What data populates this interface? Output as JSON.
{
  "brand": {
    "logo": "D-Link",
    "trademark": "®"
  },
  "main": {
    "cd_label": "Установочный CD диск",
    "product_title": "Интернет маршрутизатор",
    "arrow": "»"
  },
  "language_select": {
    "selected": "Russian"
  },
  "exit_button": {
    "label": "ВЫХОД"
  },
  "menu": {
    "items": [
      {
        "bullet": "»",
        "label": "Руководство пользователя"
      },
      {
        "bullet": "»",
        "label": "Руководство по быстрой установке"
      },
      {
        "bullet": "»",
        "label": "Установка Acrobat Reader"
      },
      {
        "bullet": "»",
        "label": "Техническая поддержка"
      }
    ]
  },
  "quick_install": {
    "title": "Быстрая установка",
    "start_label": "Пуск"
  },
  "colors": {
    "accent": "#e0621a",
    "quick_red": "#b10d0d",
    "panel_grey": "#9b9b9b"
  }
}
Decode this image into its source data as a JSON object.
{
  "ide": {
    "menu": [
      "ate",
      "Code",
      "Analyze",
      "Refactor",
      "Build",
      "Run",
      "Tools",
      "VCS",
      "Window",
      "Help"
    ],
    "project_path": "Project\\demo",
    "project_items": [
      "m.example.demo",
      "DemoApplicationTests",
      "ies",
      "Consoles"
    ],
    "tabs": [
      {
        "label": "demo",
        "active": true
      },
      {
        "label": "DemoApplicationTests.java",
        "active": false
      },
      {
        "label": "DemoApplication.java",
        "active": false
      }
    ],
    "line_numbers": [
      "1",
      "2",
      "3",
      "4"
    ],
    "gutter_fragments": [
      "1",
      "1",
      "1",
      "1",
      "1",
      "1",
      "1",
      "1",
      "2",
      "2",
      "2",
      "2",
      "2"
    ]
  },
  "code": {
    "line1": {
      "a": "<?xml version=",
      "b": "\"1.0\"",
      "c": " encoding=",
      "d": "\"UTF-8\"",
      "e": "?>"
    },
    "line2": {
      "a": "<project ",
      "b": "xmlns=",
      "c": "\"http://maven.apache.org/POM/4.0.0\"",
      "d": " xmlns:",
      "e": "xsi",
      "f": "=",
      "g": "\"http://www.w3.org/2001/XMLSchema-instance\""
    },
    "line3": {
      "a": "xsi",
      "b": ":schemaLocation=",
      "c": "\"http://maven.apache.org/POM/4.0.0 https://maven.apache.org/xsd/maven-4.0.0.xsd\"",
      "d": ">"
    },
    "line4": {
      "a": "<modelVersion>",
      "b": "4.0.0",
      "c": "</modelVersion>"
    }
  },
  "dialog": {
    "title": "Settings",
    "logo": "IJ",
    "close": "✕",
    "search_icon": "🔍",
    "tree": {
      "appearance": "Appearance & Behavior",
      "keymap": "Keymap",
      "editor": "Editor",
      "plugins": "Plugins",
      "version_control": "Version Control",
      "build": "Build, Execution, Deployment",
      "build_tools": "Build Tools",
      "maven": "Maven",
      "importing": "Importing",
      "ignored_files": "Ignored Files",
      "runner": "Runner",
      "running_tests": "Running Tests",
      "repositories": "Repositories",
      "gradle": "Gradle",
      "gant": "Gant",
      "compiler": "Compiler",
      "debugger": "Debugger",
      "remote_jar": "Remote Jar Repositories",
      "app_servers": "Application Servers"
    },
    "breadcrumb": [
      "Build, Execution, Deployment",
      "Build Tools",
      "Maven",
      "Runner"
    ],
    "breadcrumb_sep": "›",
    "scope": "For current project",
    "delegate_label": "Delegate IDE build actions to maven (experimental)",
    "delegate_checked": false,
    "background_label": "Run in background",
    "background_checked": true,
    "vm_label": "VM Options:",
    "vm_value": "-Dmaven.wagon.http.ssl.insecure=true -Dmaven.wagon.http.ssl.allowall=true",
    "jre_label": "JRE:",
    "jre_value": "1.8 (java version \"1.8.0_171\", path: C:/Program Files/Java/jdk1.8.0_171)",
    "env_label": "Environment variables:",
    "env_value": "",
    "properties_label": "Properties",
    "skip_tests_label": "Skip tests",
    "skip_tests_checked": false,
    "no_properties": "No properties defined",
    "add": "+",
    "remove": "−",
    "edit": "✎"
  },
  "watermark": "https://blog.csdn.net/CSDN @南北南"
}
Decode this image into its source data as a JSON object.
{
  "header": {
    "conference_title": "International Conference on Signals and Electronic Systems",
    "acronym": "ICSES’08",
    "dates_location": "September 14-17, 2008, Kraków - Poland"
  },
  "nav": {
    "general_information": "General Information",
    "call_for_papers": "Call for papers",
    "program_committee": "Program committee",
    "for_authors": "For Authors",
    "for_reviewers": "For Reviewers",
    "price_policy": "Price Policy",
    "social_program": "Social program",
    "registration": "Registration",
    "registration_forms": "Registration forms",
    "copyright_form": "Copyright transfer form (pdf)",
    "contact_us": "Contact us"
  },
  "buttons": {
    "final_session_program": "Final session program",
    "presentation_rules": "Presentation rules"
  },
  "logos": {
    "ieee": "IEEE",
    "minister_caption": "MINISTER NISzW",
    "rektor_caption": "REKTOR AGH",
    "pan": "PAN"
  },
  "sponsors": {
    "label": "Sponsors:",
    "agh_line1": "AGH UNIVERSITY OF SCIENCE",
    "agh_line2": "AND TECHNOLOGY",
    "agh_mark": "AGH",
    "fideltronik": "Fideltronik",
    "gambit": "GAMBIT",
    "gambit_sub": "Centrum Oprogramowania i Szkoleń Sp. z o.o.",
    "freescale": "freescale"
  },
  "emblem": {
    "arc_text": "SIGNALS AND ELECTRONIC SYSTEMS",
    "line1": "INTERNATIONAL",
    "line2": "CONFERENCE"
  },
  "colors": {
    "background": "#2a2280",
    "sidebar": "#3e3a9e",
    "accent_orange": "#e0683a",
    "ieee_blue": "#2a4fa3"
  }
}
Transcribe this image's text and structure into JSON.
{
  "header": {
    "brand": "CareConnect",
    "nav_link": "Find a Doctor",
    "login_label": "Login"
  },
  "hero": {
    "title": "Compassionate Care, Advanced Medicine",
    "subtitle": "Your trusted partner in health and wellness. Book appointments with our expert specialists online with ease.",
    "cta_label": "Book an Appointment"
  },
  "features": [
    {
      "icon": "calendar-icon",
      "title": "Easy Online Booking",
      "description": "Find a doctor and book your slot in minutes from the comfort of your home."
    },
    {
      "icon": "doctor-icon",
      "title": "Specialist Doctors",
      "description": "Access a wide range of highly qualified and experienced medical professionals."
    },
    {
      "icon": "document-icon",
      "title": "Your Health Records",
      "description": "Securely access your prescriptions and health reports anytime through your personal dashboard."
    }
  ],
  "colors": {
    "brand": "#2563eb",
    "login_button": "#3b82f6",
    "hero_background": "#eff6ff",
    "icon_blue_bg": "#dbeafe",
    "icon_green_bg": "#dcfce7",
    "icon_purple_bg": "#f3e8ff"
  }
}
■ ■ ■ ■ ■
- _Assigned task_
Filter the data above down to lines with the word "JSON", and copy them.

- _Expected output_
What data populates this interface? Output as JSON.
Decode this image into its source data as a JSON object.
Decode this image into its source data as a JSON object.
Transcribe this image's text and structure into JSON.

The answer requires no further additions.